“It was the shock of a lifetime. It didn’t do what a tuna is supposed to do. It’s supposed to go straight down and circle. The death circle. This thing kept running. I thought we had a marlin and since it wasn’t jumping, it must be hooked pretty bad in the bill,” said Hass, describing her thought process during the fight. 

This wasn’t a run-of-the-mill yellowfin either. The 110-pound weight is after the fish was bled and gutted. When Hass announced the catch over the radio, she said she could almost hear other boats in the area giggling.

Before long, the Marshgrass crew had their lines back in the water, and they thought they hooked another yellowfin when line started screaming out once again.

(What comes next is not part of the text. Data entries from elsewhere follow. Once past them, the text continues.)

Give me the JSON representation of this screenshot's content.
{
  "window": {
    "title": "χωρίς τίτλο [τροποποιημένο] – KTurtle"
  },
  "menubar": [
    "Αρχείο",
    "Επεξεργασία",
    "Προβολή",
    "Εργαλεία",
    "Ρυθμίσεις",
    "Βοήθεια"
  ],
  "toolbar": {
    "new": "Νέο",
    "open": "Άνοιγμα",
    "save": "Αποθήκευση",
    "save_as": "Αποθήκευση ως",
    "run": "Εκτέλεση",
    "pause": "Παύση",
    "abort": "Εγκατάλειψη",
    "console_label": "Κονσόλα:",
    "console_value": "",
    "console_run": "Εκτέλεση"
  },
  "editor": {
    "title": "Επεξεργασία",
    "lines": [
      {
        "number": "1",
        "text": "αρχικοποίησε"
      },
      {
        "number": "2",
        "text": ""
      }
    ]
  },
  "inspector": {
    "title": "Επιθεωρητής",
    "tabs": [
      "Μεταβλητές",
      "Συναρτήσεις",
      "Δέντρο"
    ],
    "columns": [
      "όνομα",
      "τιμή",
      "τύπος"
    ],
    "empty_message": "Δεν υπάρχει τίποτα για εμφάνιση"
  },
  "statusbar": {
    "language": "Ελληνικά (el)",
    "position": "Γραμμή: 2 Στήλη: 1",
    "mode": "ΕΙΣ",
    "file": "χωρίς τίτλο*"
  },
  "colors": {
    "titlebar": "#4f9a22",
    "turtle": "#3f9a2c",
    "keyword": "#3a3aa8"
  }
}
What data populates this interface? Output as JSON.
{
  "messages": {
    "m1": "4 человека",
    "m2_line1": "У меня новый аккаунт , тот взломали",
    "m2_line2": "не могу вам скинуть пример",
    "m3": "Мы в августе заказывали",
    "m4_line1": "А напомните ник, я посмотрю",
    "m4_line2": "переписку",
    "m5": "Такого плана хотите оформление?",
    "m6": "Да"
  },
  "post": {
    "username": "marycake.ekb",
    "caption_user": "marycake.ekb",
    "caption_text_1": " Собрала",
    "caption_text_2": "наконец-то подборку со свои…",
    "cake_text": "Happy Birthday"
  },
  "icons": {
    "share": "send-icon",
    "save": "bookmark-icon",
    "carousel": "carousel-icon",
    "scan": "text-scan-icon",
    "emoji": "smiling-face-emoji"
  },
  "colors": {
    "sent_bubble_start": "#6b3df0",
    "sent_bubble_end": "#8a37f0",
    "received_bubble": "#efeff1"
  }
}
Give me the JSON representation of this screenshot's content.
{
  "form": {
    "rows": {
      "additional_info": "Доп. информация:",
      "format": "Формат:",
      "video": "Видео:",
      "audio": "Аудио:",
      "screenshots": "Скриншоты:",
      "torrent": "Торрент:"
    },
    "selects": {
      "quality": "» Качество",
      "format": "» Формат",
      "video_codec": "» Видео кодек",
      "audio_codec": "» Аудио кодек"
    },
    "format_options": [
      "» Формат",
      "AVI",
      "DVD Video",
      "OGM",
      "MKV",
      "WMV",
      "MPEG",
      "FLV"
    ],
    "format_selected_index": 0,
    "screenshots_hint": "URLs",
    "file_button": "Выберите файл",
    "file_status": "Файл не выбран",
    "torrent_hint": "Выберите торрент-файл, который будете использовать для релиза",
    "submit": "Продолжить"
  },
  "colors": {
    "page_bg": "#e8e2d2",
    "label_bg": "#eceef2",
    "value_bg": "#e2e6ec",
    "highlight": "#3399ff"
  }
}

This time though, it was a 65-pound wahoo, which Hass said was a welcome catch that would have been the catch of the day if not for landing the yellowfin, which she called the catch of a decade.

While yellowfins are still caught regularly off the North Carolina coast, they’ve all but disappeared in South Carolina waters. The exact reason isn’t known, but Dr. Mitch Roffer, who founded Roffer’s Ocean Fishing Forecasting Service, said it’s likely due to two main reasons.

Overfishing for yellowfin off the coast of West Africa, where many yellowfin historically traveled to South Carolina waters from, is one cause.

But another major cause, said Roffer, is because of shifts in ocean currents which were once thought to be unchanging. The Antilles Current is one that many fisheries biologists say had once been responsible for bringing yellowfin to South Carolina’s waters, and it has shown lots of changes in the past 10 years, he said.

North Carolina anglers can reach the Gulf Stream, where yellowfin are commonly found, much easier and more quickly than South Carolina anglers. 

But Roffer said this year shows some promise for South Carolina anglers seeking yellowfin.

“It could be a factor of not getting the supply of tuna coming off West Africa, probably due to overfishing there. So we’re not getting the supply coming across the Atlantic. And you have the additional aspect that this current is not pushing the water with the reduced amount of yellowfin into South Carolina. Some years it changes. We get a pulse of fish that comes across the current just right, and the yellowfin make it into the western side of the Gulf Stream, which is what I think is happening this year,” said Roffer.